The Toronto Blue Jays entered the 2021 season with a few questions surrounding their starting rotation, mostly revolving around who will make up the back end of the rotation behind Hyun Jin Ryu, Robbie Ray, and Steven Matz.
Before the season began, most thought that Nate Pearson would be contending for a spot, mostly being on an innings limit given his recent slew of injuries and lack of playing time in the minor leagues. He wouldn’t be available for Opening Day as he was placed on the injured list. Another option in the rotation was Tanner Roark, albeit to the dismay of Blue Jays fans given his poor performance last season. He would struggle again to begin the year, eventually being moved to the bullpen before being designated for assignment and released. Other potential options at the back end of the rotation include Anthony Kay, Jacob Waguespack, Tom Hatch, Ross Stripling, Trent Thornton, and T.J. Zeuch, with Stripling being used as a starter the most out of this group so far this season.
Moved to the bullpen this year, Trent Thornton was drafted by the Houston Astros in the fifth round back in 2015, later acquired by the Blue Jays in exchange for infielder Aledmys Diaz during the 2019 off-season. So far this year, Thornton has found himself being used to eat up multiple innings while also having two spot starts under his belt, pitching well in his new role.
While he is being used as a relief pitcher this season, Thornton is no stranger to being a starter in the major leagues. In 2019, the rookie pitcher led the Blue Jays in games started (29), innings pitched (154.1), and strikeouts (149) while pitching to a 4.84 ERA. While his numbers weren’t outstanding by any means, in a year that saw veteran pitchers like Marcus Stroman and Aaron Sanchez be traded during the season, Thornton was the workhorse the team needed and was able to stay healthy all year. That health would not follow him into 2020 though, as he only pitched in three games and struggled to an 11.12 ERA, eventually missing the bulk of the season after undergoing elbow surgery.

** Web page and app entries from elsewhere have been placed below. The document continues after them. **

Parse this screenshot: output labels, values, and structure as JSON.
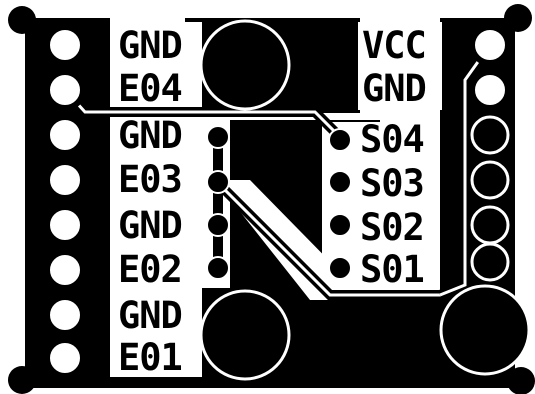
{
  "board": {
    "colors": {
      "copper": "#000000",
      "substrate": "#ffffff",
      "trace": "#ffffff"
    },
    "left_header": {
      "labels": [
        "GND",
        "E04",
        "GND",
        "E03",
        "GND",
        "E02",
        "GND",
        "E01"
      ]
    },
    "right_header": {
      "labels": [
        "VCC",
        "GND"
      ]
    },
    "sensor_pads": {
      "labels": [
        "S04",
        "S03",
        "S02",
        "S01"
      ]
    },
    "left_header_pin_count": 8,
    "right_header_pin_count": 6,
    "mounting_holes": 3
  }
}
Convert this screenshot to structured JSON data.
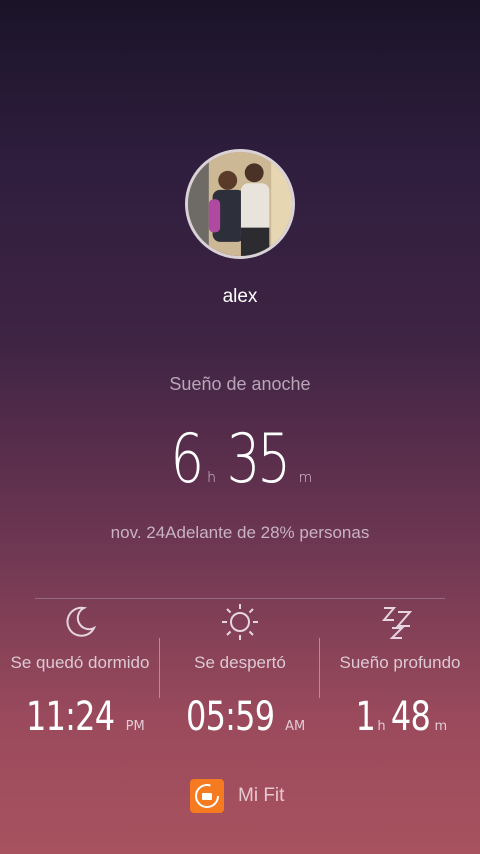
{
  "profile": {
    "name": "alex"
  },
  "sleep": {
    "title": "Sueño de anoche",
    "hours": "6",
    "hours_unit": "h",
    "minutes": "35",
    "minutes_unit": "m",
    "comparison": "nov. 24Adelante de 28% personas"
  },
  "stats": [
    {
      "icon": "moon-icon",
      "label": "Se quedó dormido",
      "value": "11:24",
      "suffix": "PM"
    },
    {
      "icon": "sun-icon",
      "label": "Se despertó",
      "value": "05:59",
      "suffix": "AM"
    },
    {
      "icon": "zzz-icon",
      "label": "Sueño profundo",
      "hours": "1",
      "hours_unit": "h",
      "minutes": "48",
      "minutes_unit": "m"
    }
  ],
  "brand": {
    "name": "Mi Fit",
    "accent": "#f57a20"
  }
}
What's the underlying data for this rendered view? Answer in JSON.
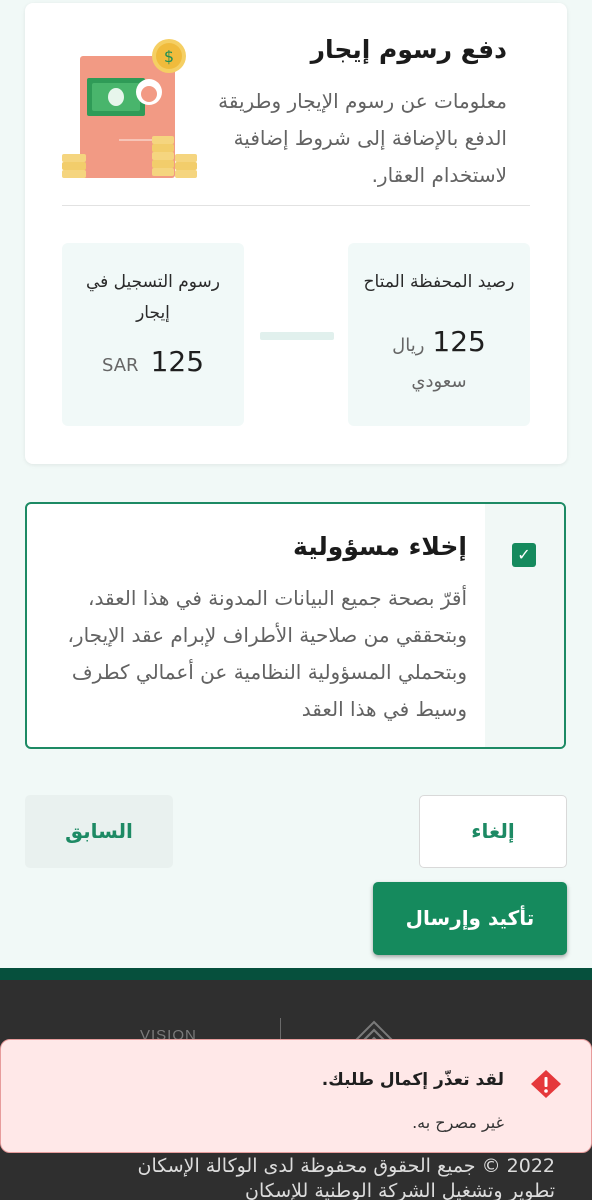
{
  "fee_card": {
    "title": "دفع رسوم إيجار",
    "description": "معلومات عن رسوم الإيجار وطريقة الدفع بالإضافة إلى شروط إضافية لاستخدام العقار.",
    "wallet": {
      "label": "رصيد المحفظة المتاح",
      "amount": "125",
      "currency_line1": "ريال",
      "currency_line2": "سعودي"
    },
    "registration_fee": {
      "label": "رسوم التسجيل في إيجار",
      "amount": "125",
      "currency": "SAR"
    }
  },
  "disclaimer": {
    "title": "إخلاء مسؤولية",
    "checked": true,
    "checkbox_glyph": "✓",
    "text": "أقرّ بصحة جميع البيانات المدونة في هذا العقد، وبتحققي من صلاحية الأطراف لإبرام عقد الإيجار، وبتحملي المسؤولية النظامية عن أعمالي كطرف وسيط في هذا العقد"
  },
  "buttons": {
    "previous": "السابق",
    "cancel": "إلغاء",
    "submit": "تأكيد وإرسال"
  },
  "footer": {
    "vision_text": "VISION",
    "copyright": "2022 © جميع الحقوق محفوظة لدى الوكالة الإسكان",
    "company": "تطوير وتشغيل الشركة الوطنية للإسكان"
  },
  "toast": {
    "title": "لقد تعذّر إكمال طلبك.",
    "message": "غير مصرح به."
  },
  "colors": {
    "accent": "#158a5d",
    "background": "#f1f9f7",
    "footer": "#2f2f2f",
    "toast_bg": "#ffe8e8",
    "error_icon": "#e5383b"
  },
  "icons": {
    "illustration": "invoice-money-icon",
    "checkbox": "check-icon",
    "toast": "error-diamond-icon",
    "ministry": "ministry-housing-logo"
  }
}
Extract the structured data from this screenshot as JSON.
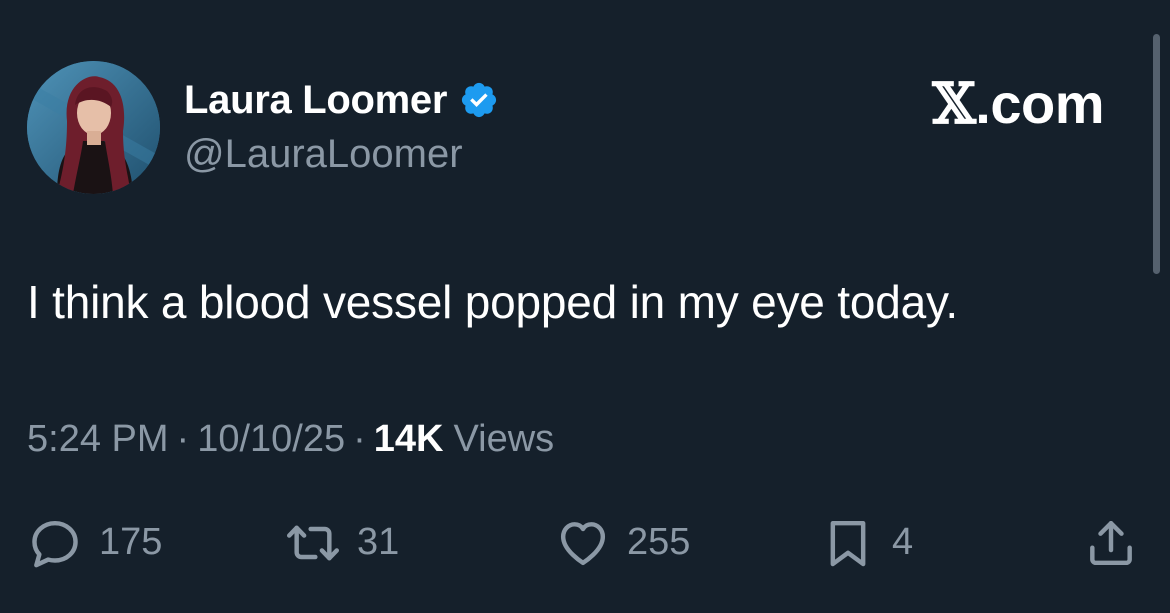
{
  "author": {
    "display_name": "Laura Loomer",
    "handle": "@LauraLoomer",
    "verified": true,
    "verified_color": "#1d9bf0"
  },
  "brand": {
    "x_glyph": "𝕏",
    "suffix": ".com"
  },
  "tweet": {
    "text": "I think a blood vessel popped in my eye today."
  },
  "meta": {
    "time": "5:24 PM",
    "separator": "·",
    "date": "10/10/25",
    "views_count": "14K",
    "views_label": "Views"
  },
  "actions": {
    "replies": {
      "icon": "reply-icon",
      "count": "175"
    },
    "reposts": {
      "icon": "repost-icon",
      "count": "31"
    },
    "likes": {
      "icon": "heart-icon",
      "count": "255"
    },
    "bookmarks": {
      "icon": "bookmark-icon",
      "count": "4"
    },
    "share": {
      "icon": "share-icon"
    }
  },
  "colors": {
    "background": "#15202b",
    "primary_text": "#ffffff",
    "secondary_text": "#8b98a5",
    "verified_blue": "#1d9bf0"
  }
}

Fast forward to this season and Thornton is dealing in his new role, finding himself with 12 appearances (two starts), and currently owns a 3.15 ERA with 18 strikeouts, eight walks, and a 1.25 WHIP. He has stayed off the injured list so far this season and has been a go-to pitcher for manager Charlie Montoyo so far in April and May.
With the only outliers being two rough outings to begin the year and a lack of command shown last night, Thornton has been pretty impressive so far this season. With his experience in the rotation and a solid start to the year, why haven’t the Blue Jays considered using him in the rotation given the various injuries and poor performances from other pitchers?
More from Toronto Blue Jays News
- Matt Chapman has been exactly what the Blue Jays needed
- Blue Jays: The goalposts are moving in the right direction
- Single-A Dunedin Blue Jays advance to the Championship Series
- Blue Jays: Comparisons for Alek Manoah’s Second Season
- Blue Jays: Adam Cimber, the unlikely decision King
One reason he is most likely in the bullpen is that he is one of the stalwarts in the group right now, a dependable arm that is one of the main reasons the Blue Jays relief corps posts a 2.87 ERA (before Friday’s game), third-best in the major leagues at the time. Montoyo can use him for multiple innings, a blessing considering the Jays starters are struggling to pitch deep into games and has been used in a variety of scenarios and pressure situations.
Another reason Thornton is most likely staying in the bullpen right now is that he isn’t really stretched out to be a starter compared to other internal options. Anthony Kay didn’t make the Opening Day roster and was kept stretched out as a starter at the alternate site/taxi squad while Ross Stripling has been used in the rotation all season, stretched out for the role since Spring Training when Pearson went down with his injury. While Thornton has been used in the rotation before 2021, he may not be fully tuned up to take on a starting role, especially since his longest outing this season is only 2.2 innings. Throwing him back into the rotation could see him go down with an injury if he’s asked to pitch more innings compared to what he has been pitching in the bullpen. If a spot does open up shortly, the Blue Jays could also choose to promote a prospect like Alek Manoah or Nick Allgeyer and keep Thornton in the bullpen, especially since another reliever in Ryan Borucki just got transferred to the IL yesterday.
Considering he does have the experience and has been pitching well, I wouldn’t be surprised to see Thornton possibly being given a rotation opportunity if Anthony Kay (who took over Nate Pearson’s spot in the rotation) struggles in his outing today, possibly seeing a flip in roles between both pitchers before a prospect like Manoah is brought to the major leagues.
It also wouldn’t be surprising if the Jays decide to keep Thornton as a reliever given other internal prospects are getting close to making the jump to the highest level, which would see the right-hander get pushed down the rotation potential depth charts. It all depends on how fast the Blue Jays are willing to pull the trigger on bringing up Manoah (or another prospect) to the big leagues, with that decision most likely impacting whether Thornton stays in the pen or gets a chance to start again this season.